§ **Work item**
What you hand back must match the listing exactly.

———

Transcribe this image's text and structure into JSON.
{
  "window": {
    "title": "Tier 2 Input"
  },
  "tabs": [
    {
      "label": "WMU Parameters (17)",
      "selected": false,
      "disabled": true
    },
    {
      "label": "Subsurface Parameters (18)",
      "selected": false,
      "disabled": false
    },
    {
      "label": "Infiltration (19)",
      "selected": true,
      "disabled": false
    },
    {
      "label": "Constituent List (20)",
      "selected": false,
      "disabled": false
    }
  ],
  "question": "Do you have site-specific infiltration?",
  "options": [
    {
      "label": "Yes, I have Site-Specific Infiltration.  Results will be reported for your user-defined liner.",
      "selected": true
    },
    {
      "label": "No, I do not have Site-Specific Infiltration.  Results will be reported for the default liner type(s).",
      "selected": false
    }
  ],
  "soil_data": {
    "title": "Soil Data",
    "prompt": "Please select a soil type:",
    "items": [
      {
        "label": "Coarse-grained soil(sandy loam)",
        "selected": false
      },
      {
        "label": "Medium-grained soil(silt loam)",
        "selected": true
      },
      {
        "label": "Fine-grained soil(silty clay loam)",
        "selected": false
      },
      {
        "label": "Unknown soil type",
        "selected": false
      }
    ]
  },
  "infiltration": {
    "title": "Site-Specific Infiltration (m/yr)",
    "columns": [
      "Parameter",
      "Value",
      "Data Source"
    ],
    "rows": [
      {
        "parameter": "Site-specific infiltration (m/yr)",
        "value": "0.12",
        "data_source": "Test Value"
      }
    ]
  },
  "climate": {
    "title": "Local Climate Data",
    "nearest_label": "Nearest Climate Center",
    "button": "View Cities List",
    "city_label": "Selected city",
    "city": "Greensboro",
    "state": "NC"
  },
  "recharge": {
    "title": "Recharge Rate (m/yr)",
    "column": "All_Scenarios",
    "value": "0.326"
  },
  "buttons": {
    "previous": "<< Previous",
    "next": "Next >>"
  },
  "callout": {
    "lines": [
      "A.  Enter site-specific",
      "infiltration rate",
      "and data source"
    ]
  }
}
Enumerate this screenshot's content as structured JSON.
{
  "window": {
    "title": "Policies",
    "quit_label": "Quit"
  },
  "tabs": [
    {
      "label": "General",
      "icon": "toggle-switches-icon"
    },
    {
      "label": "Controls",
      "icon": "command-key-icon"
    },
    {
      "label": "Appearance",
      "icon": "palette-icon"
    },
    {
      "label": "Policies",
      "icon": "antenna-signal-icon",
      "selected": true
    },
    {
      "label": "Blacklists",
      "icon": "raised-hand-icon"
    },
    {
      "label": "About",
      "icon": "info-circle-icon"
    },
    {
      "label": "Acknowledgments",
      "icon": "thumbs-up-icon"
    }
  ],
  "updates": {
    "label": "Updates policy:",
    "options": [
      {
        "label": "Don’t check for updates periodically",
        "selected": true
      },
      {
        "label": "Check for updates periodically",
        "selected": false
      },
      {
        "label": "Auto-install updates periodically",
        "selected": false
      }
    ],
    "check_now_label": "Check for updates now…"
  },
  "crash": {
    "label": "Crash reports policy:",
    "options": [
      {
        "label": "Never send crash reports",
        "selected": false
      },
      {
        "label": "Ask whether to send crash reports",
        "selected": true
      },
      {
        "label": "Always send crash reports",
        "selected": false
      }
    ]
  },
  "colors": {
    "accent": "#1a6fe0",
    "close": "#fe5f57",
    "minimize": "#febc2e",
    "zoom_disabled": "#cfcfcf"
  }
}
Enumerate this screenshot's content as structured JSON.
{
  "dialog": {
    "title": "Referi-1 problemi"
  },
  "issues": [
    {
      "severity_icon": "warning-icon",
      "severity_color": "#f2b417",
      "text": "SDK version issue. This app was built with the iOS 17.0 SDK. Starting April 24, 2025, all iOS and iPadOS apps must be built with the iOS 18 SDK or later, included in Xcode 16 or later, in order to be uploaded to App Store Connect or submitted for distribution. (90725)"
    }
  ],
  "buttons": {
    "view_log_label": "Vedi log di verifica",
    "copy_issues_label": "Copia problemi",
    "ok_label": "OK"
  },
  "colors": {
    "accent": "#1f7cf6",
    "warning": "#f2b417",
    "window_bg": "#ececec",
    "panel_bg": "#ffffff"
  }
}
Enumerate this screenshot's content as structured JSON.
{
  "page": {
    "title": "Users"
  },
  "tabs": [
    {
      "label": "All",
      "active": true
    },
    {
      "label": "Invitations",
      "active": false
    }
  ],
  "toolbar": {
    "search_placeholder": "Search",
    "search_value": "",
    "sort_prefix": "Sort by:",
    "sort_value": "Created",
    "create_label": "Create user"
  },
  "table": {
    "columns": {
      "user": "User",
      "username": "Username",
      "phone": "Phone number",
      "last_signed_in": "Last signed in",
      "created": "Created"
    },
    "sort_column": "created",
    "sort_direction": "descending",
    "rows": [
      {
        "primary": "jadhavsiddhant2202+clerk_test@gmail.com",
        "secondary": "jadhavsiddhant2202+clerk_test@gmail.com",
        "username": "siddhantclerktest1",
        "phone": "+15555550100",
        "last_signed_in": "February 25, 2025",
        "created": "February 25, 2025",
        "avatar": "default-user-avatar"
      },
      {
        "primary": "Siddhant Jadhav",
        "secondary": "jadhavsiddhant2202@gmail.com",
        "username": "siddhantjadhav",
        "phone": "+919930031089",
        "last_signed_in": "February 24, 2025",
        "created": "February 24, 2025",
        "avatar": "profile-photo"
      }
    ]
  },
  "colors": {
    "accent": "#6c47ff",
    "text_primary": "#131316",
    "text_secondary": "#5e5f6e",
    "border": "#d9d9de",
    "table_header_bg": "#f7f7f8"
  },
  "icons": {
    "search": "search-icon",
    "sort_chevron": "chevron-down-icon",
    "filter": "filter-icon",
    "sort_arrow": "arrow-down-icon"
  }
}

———

§ **Exercise output**
Transcribe this image's text and structure into JSON.
{
  "window": {
    "title": "Tier 2 Input"
  },
  "tabs": [
    {
      "label": "WMU Parameters (17)",
      "selected": false,
      "disabled": true
    },
    {
      "label": "Subsurface Parameters (18)",
      "selected": false,
      "disabled": false
    },
    {
      "label": "Infiltration (19)",
      "selected": true,
      "disabled": false
    },
    {
      "label": "Constituent List (20)",
      "selected": false,
      "disabled": false
    }
  ],
  "question": "Do you have site-specific infiltration?",
  "options": [
    {
      "label": "Yes, I have Site-Specific Infiltration.  Results will be reported for your user-defined liner.",
      "selected": true
    },
    {
      "label": "No, I do not have Site-Specific Infiltration.  Results will be reported for the default liner type(s).",
      "selected": false
    }
  ],
  "soil_data": {
    "title": "Soil Data",
    "prompt": "Please select a soil type:",
    "items": [
      {
        "label": "Coarse-grained soil(sandy loam)",
        "selected": false
      },
      {
        "label": "Medium-grained soil(silt loam)",
        "selected": true
      },
      {
        "label": "Fine-grained soil(silty clay loam)",
        "selected": false
      },
      {
        "label": "Unknown soil type",
        "selected": false
      }
    ]
  },
  "infiltration": {
    "title": "Site-Specific Infiltration (m/yr)",
    "columns": [
      "Parameter",
      "Value",
      "Data Source"
    ],
    "rows": [
      {
        "parameter": "Site-specific infiltration (m/yr)",
        "value": "0.12",
        "data_source": "Test Value"
      }
    ]
  },
  "climate": {
    "title": "Local Climate Data",
    "nearest_label": "Nearest Climate Center",
    "button": "View Cities List",
    "city_label": "Selected city",
    "city": "Greensboro",
    "state": "NC"
  },
  "recharge": {
    "title": "Recharge Rate (m/yr)",
    "column": "All_Scenarios",
    "value": "0.326"
  },
  "buttons": {
    "previous": "<< Previous",
    "next": "Next >>"
  },
  "callout": {
    "lines": [
      "A.  Enter site-specific",
      "infiltration rate",
      "and data source"
    ]
  }
}
Enumerate this screenshot's content as structured JSON.
{
  "window": {
    "title": "Policies",
    "quit_label": "Quit"
  },
  "tabs": [
    {
      "label": "General",
      "icon": "toggle-switches-icon"
    },
    {
      "label": "Controls",
      "icon": "command-key-icon"
    },
    {
      "label": "Appearance",
      "icon": "palette-icon"
    },
    {
      "label": "Policies",
      "icon": "antenna-signal-icon",
      "selected": true
    },
    {
      "label": "Blacklists",
      "icon": "raised-hand-icon"
    },
    {
      "label": "About",
      "icon": "info-circle-icon"
    },
    {
      "label": "Acknowledgments",
      "icon": "thumbs-up-icon"
    }
  ],
  "updates": {
    "label": "Updates policy:",
    "options": [
      {
        "label": "Don’t check for updates periodically",
        "selected": true
      },
      {
        "label": "Check for updates periodically",
        "selected": false
      },
      {
        "label": "Auto-install updates periodically",
        "selected": false
      }
    ],
    "check_now_label": "Check for updates now…"
  },
  "crash": {
    "label": "Crash reports policy:",
    "options": [
      {
        "label": "Never send crash reports",
        "selected": false
      },
      {
        "label": "Ask whether to send crash reports",
        "selected": true
      },
      {
        "label": "Always send crash reports",
        "selected": false
      }
    ]
  },
  "colors": {
    "accent": "#1a6fe0",
    "close": "#fe5f57",
    "minimize": "#febc2e",
    "zoom_disabled": "#cfcfcf"
  }
}
Enumerate this screenshot's content as structured JSON.
{
  "dialog": {
    "title": "Referi-1 problemi"
  },
  "issues": [
    {
      "severity_icon": "warning-icon",
      "severity_color": "#f2b417",
      "text": "SDK version issue. This app was built with the iOS 17.0 SDK. Starting April 24, 2025, all iOS and iPadOS apps must be built with the iOS 18 SDK or later, included in Xcode 16 or later, in order to be uploaded to App Store Connect or submitted for distribution. (90725)"
    }
  ],
  "buttons": {
    "view_log_label": "Vedi log di verifica",
    "copy_issues_label": "Copia problemi",
    "ok_label": "OK"
  },
  "colors": {
    "accent": "#1f7cf6",
    "warning": "#f2b417",
    "window_bg": "#ececec",
    "panel_bg": "#ffffff"
  }
}
Enumerate this screenshot's content as structured JSON.
{
  "page": {
    "title": "Users"
  },
  "tabs": [
    {
      "label": "All",
      "active": true
    },
    {
      "label": "Invitations",
      "active": false
    }
  ],
  "toolbar": {
    "search_placeholder": "Search",
    "search_value": "",
    "sort_prefix": "Sort by:",
    "sort_value": "Created",
    "create_label": "Create user"
  },
  "table": {
    "columns": {
      "user": "User",
      "username": "Username",
      "phone": "Phone number",
      "last_signed_in": "Last signed in",
      "created": "Created"
    },
    "sort_column": "created",
    "sort_direction": "descending",
    "rows": [
      {
        "primary": "jadhavsiddhant2202+clerk_test@gmail.com",
        "secondary": "jadhavsiddhant2202+clerk_test@gmail.com",
        "username": "siddhantclerktest1",
        "phone": "+15555550100",
        "last_signed_in": "February 25, 2025",
        "created": "February 25, 2025",
        "avatar": "default-user-avatar"
      },
      {
        "primary": "Siddhant Jadhav",
        "secondary": "jadhavsiddhant2202@gmail.com",
        "username": "siddhantjadhav",
        "phone": "+919930031089",
        "last_signed_in": "February 24, 2025",
        "created": "February 24, 2025",
        "avatar": "profile-photo"
      }
    ]
  },
  "colors": {
    "accent": "#6c47ff",
    "text_primary": "#131316",
    "text_secondary": "#5e5f6e",
    "border": "#d9d9de",
    "table_header_bg": "#f7f7f8"
  },
  "icons": {
    "search": "search-icon",
    "sort_chevron": "chevron-down-icon",
    "filter": "filter-icon",
    "sort_arrow": "arrow-down-icon"
  }
}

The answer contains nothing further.